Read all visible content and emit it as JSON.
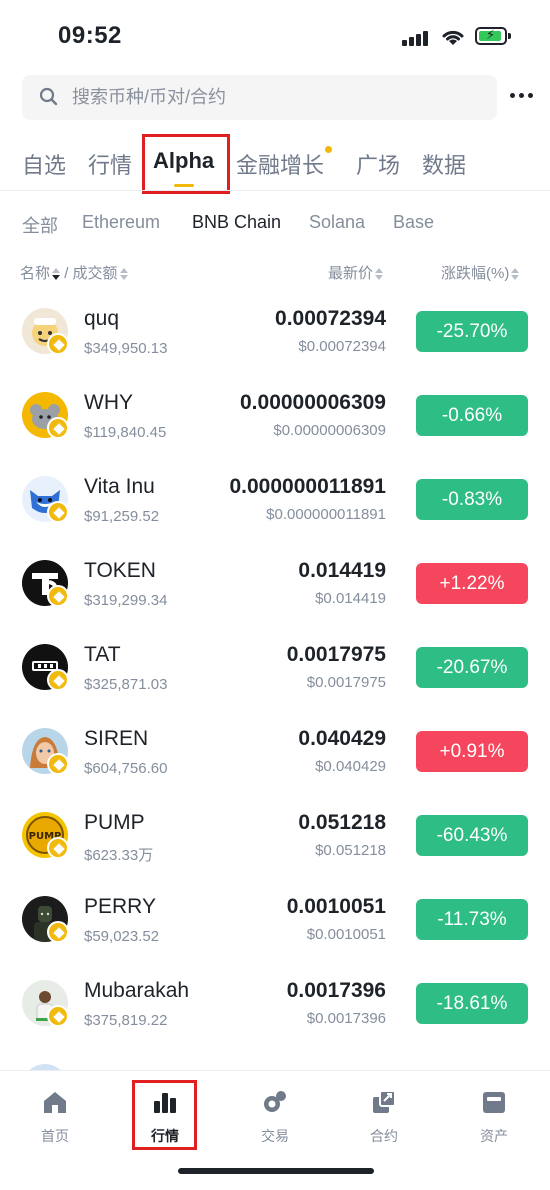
{
  "status_bar": {
    "time": "09:52"
  },
  "search": {
    "placeholder": "搜索币种/币对/合约"
  },
  "tabs": [
    {
      "label": "自选"
    },
    {
      "label": "行情"
    },
    {
      "label": "Alpha"
    },
    {
      "label": "金融增长"
    },
    {
      "label": "广场"
    },
    {
      "label": "数据"
    }
  ],
  "chains": [
    {
      "label": "全部"
    },
    {
      "label": "Ethereum"
    },
    {
      "label": "BNB Chain"
    },
    {
      "label": "Solana"
    },
    {
      "label": "Base"
    }
  ],
  "columns": {
    "name": "名称",
    "separator": "/",
    "volume": "成交额",
    "price": "最新价",
    "change": "涨跌幅(%)"
  },
  "rows": [
    {
      "name": "quq",
      "volume": "$349,950.13",
      "price": "0.00072394",
      "usd": "$0.00072394",
      "change": "-25.70%",
      "direction": "down"
    },
    {
      "name": "WHY",
      "volume": "$119,840.45",
      "price": "0.00000006309",
      "usd": "$0.00000006309",
      "change": "-0.66%",
      "direction": "down"
    },
    {
      "name": "Vita Inu",
      "volume": "$91,259.52",
      "price": "0.000000011891",
      "usd": "$0.000000011891",
      "change": "-0.83%",
      "direction": "down"
    },
    {
      "name": "TOKEN",
      "volume": "$319,299.34",
      "price": "0.014419",
      "usd": "$0.014419",
      "change": "+1.22%",
      "direction": "up"
    },
    {
      "name": "TAT",
      "volume": "$325,871.03",
      "price": "0.0017975",
      "usd": "$0.0017975",
      "change": "-20.67%",
      "direction": "down"
    },
    {
      "name": "SIREN",
      "volume": "$604,756.60",
      "price": "0.040429",
      "usd": "$0.040429",
      "change": "+0.91%",
      "direction": "up"
    },
    {
      "name": "PUMP",
      "volume": "$623.33万",
      "price": "0.051218",
      "usd": "$0.051218",
      "change": "-60.43%",
      "direction": "down"
    },
    {
      "name": "PERRY",
      "volume": "$59,023.52",
      "price": "0.0010051",
      "usd": "$0.0010051",
      "change": "-11.73%",
      "direction": "down"
    },
    {
      "name": "Mubarakah",
      "volume": "$375,819.22",
      "price": "0.0017396",
      "usd": "$0.0017396",
      "change": "-18.61%",
      "direction": "down"
    }
  ],
  "bottom_nav": [
    {
      "label": "首页",
      "icon": "home-icon"
    },
    {
      "label": "行情",
      "icon": "markets-icon"
    },
    {
      "label": "交易",
      "icon": "trade-icon"
    },
    {
      "label": "合约",
      "icon": "futures-icon"
    },
    {
      "label": "资产",
      "icon": "wallet-icon"
    }
  ],
  "colors": {
    "up": "#f6465d",
    "down": "#2ebd85",
    "accent": "#f0b90b",
    "highlight": "#e02020"
  }
}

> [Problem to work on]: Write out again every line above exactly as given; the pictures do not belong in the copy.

> [Exercise answer]:
Read all visible content and emit it as JSON.
{
  "status_bar": {
    "time": "09:52"
  },
  "search": {
    "placeholder": "搜索币种/币对/合约"
  },
  "tabs": [
    {
      "label": "自选"
    },
    {
      "label": "行情"
    },
    {
      "label": "Alpha"
    },
    {
      "label": "金融增长"
    },
    {
      "label": "广场"
    },
    {
      "label": "数据"
    }
  ],
  "chains": [
    {
      "label": "全部"
    },
    {
      "label": "Ethereum"
    },
    {
      "label": "BNB Chain"
    },
    {
      "label": "Solana"
    },
    {
      "label": "Base"
    }
  ],
  "columns": {
    "name": "名称",
    "separator": "/",
    "volume": "成交额",
    "price": "最新价",
    "change": "涨跌幅(%)"
  },
  "rows": [
    {
      "name": "quq",
      "volume": "$349,950.13",
      "price": "0.00072394",
      "usd": "$0.00072394",
      "change": "-25.70%",
      "direction": "down"
    },
    {
      "name": "WHY",
      "volume": "$119,840.45",
      "price": "0.00000006309",
      "usd": "$0.00000006309",
      "change": "-0.66%",
      "direction": "down"
    },
    {
      "name": "Vita Inu",
      "volume": "$91,259.52",
      "price": "0.000000011891",
      "usd": "$0.000000011891",
      "change": "-0.83%",
      "direction": "down"
    },
    {
      "name": "TOKEN",
      "volume": "$319,299.34",
      "price": "0.014419",
      "usd": "$0.014419",
      "change": "+1.22%",
      "direction": "up"
    },
    {
      "name": "TAT",
      "volume": "$325,871.03",
      "price": "0.0017975",
      "usd": "$0.0017975",
      "change": "-20.67%",
      "direction": "down"
    },
    {
      "name": "SIREN",
      "volume": "$604,756.60",
      "price": "0.040429",
      "usd": "$0.040429",
      "change": "+0.91%",
      "direction": "up"
    },
    {
      "name": "PUMP",
      "volume": "$623.33万",
      "price": "0.051218",
      "usd": "$0.051218",
      "change": "-60.43%",
      "direction": "down"
    },
    {
      "name": "PERRY",
      "volume": "$59,023.52",
      "price": "0.0010051",
      "usd": "$0.0010051",
      "change": "-11.73%",
      "direction": "down"
    },
    {
      "name": "Mubarakah",
      "volume": "$375,819.22",
      "price": "0.0017396",
      "usd": "$0.0017396",
      "change": "-18.61%",
      "direction": "down"
    }
  ],
  "bottom_nav": [
    {
      "label": "首页",
      "icon": "home-icon"
    },
    {
      "label": "行情",
      "icon": "markets-icon"
    },
    {
      "label": "交易",
      "icon": "trade-icon"
    },
    {
      "label": "合约",
      "icon": "futures-icon"
    },
    {
      "label": "资产",
      "icon": "wallet-icon"
    }
  ],
  "colors": {
    "up": "#f6465d",
    "down": "#2ebd85",
    "accent": "#f0b90b",
    "highlight": "#e02020"
  }
}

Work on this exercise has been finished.